While the workers have obtained the best settlement possible, Roberts noted that it does not provide enough resources to fulfill the promise of lifetime health care benefits that were promised to thousands of retirees through contracts with the two original companies.

“We are now able to turn our full attention to securing the lifetime health care benefits Peabody and Arch promised these retirees,” added Roberts. “If those companies thought our public effort to highlight their poor corporate citizenship was over, they will quickly find out otherwise. We’re moving into a new phase of that effort, and soon. We fully intend to hold Peabody and Arch accountable.

“It is also more critical than ever that the bipartisan legislative efforts in Congress to provide help to these retirees move forward. This settlement has not solved that problem, it has only bought us time to seek a more permanent solution.”

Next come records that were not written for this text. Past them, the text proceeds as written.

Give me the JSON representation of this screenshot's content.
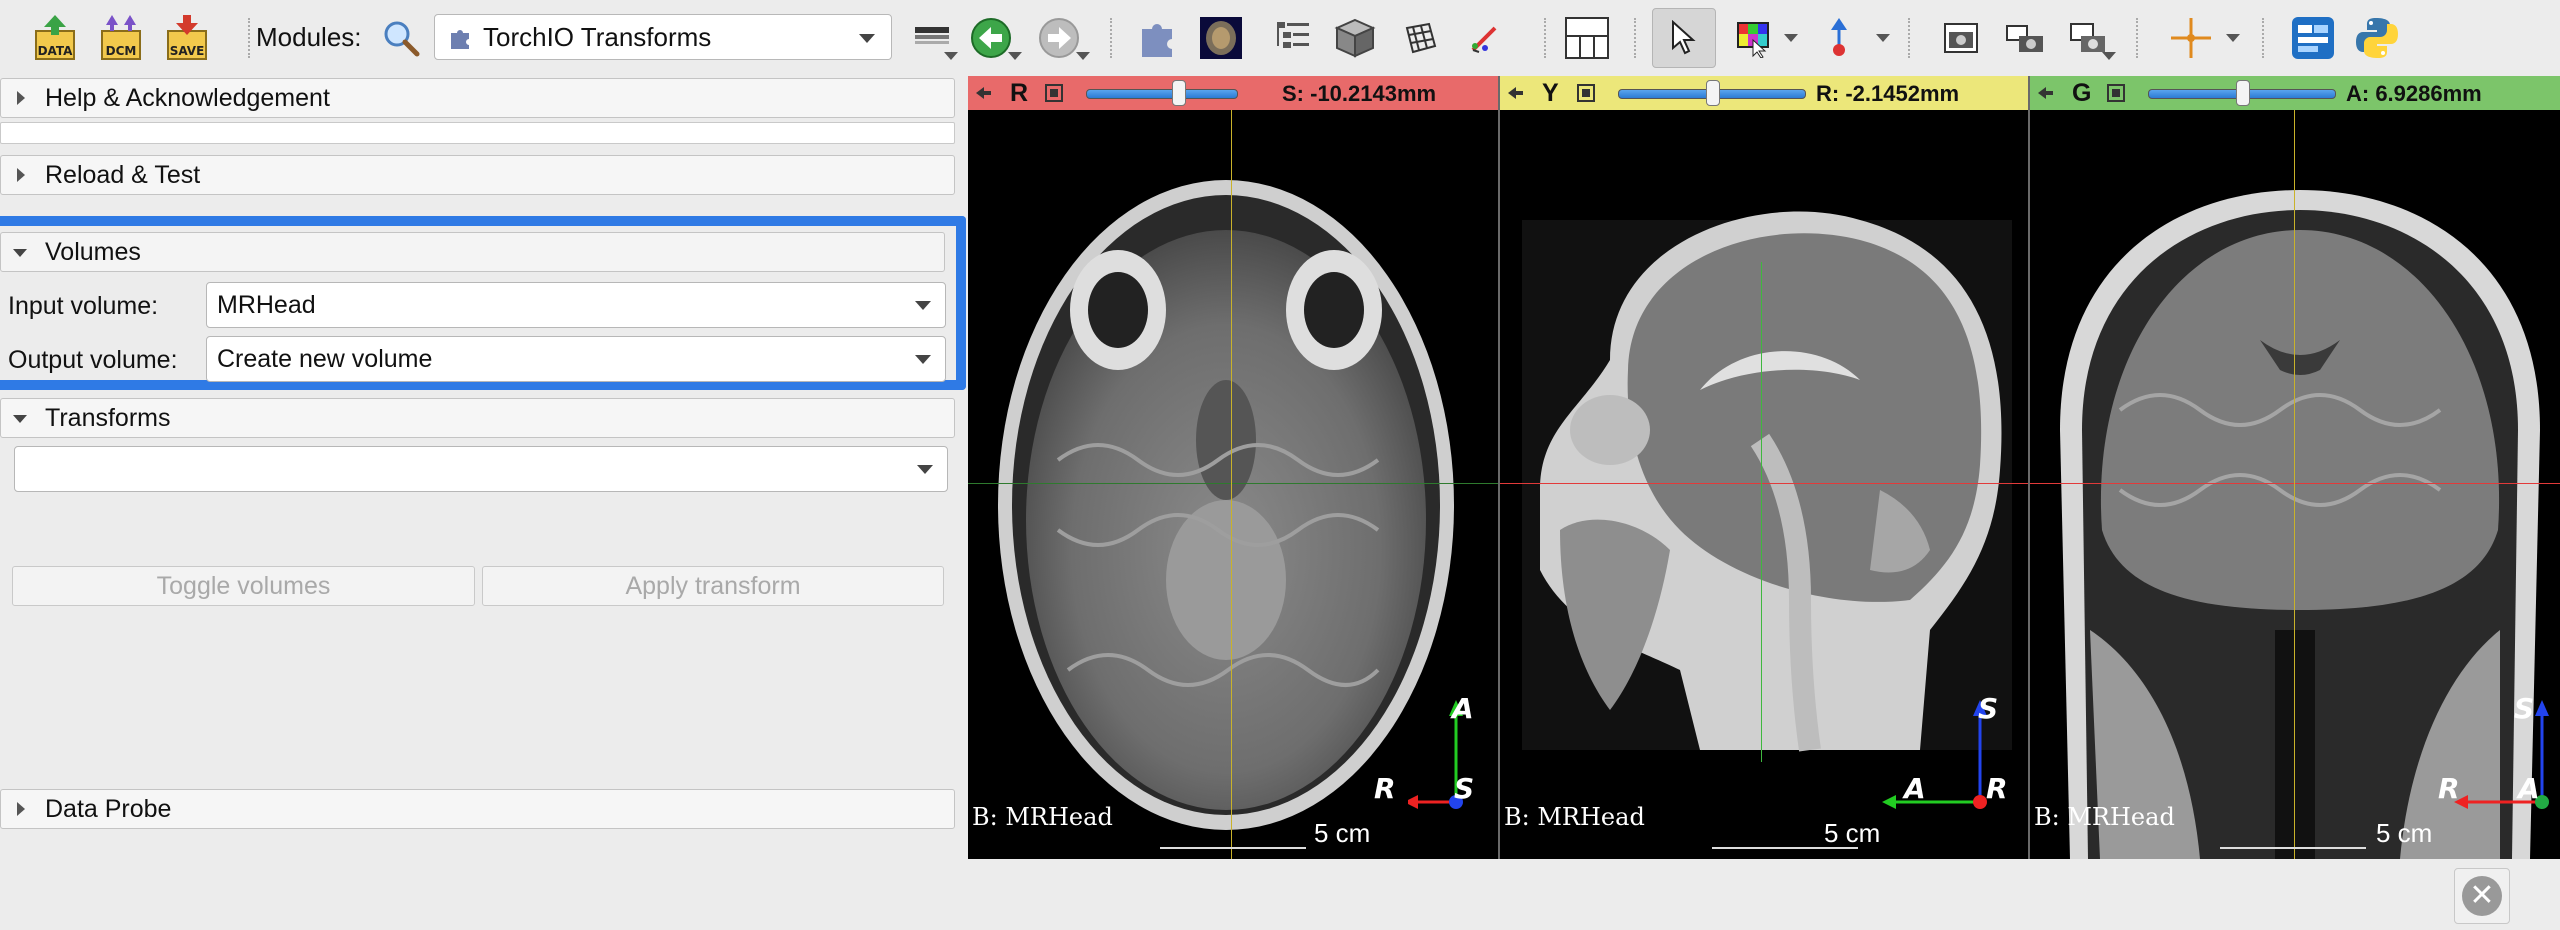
{
  "toolbar": {
    "data_label": "DATA",
    "dcm_label": "DCM",
    "save_label": "SAVE",
    "modules_label": "Modules:",
    "module_selected": "TorchIO Transforms"
  },
  "panel": {
    "help_section": "Help & Acknowledgement",
    "reload_section": "Reload & Test",
    "volumes_section": "Volumes",
    "input_volume_label": "Input volume:",
    "input_volume_value": "MRHead",
    "output_volume_label": "Output volume:",
    "output_volume_value": "Create new volume",
    "transforms_section": "Transforms",
    "transform_value": "",
    "toggle_button": "Toggle volumes",
    "apply_button": "Apply transform",
    "data_probe_section": "Data Probe"
  },
  "views": {
    "red": {
      "letter": "R",
      "coord": "S: -10.2143mm",
      "slider_fraction": 0.5,
      "label": "B: MRHead",
      "scale": "5 cm",
      "orient_v": "A",
      "orient_h": "R",
      "orient_c": "S",
      "bar_color": "#e86a6a"
    },
    "yellow": {
      "letter": "Y",
      "coord": "R: -2.1452mm",
      "slider_fraction": 0.5,
      "label": "B: MRHead",
      "scale": "5 cm",
      "orient_v": "S",
      "orient_h": "A",
      "orient_c": "R",
      "bar_color": "#ece77a"
    },
    "green": {
      "letter": "G",
      "coord": "A: 6.9286mm",
      "slider_fraction": 0.5,
      "label": "B: MRHead",
      "scale": "5 cm",
      "orient_v": "S",
      "orient_h": "R",
      "orient_c": "A",
      "bar_color": "#7cc56a"
    }
  },
  "colors": {
    "highlight": "#2f7ae5",
    "crosshair_h": "#ff3030",
    "crosshair_v_red": "#e8d23a",
    "crosshair_v_yellow": "#4ec04e"
  }
}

Alluding to labor-backed legislation introduced by Sen. Jay Rockefeller (D-WV) to deal with the problem of retiree benefits, Roberts declared, “The clock is now ticking towards a day when the funding we have been able to secure for retiree health care benefits will run out. It would be unconscionable to leave these senior citizens hanging, wondering if they will be again thrust into the uncertainty they have endured the last 13 months. I urge our friends in Congress on both sides of the aisle to move as fast as they can to renew the government’s promise to these retirees, their dependents and widows.”